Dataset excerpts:
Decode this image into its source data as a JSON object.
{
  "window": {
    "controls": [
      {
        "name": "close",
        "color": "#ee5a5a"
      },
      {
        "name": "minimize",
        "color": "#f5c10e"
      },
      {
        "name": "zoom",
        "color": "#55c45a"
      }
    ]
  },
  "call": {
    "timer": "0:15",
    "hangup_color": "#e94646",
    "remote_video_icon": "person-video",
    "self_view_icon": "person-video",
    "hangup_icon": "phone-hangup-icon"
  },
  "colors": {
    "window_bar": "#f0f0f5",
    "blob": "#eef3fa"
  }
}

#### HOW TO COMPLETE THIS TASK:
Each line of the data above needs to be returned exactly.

#### EXERCISE OUTPUT:
Decode this image into its source data as a JSON object.
{
  "window": {
    "controls": [
      {
        "name": "close",
        "color": "#ee5a5a"
      },
      {
        "name": "minimize",
        "color": "#f5c10e"
      },
      {
        "name": "zoom",
        "color": "#55c45a"
      }
    ]
  },
  "call": {
    "timer": "0:15",
    "hangup_color": "#e94646",
    "remote_video_icon": "person-video",
    "self_view_icon": "person-video",
    "hangup_icon": "phone-hangup-icon"
  },
  "colors": {
    "window_bar": "#f0f0f5",
    "blob": "#eef3fa"
  }
}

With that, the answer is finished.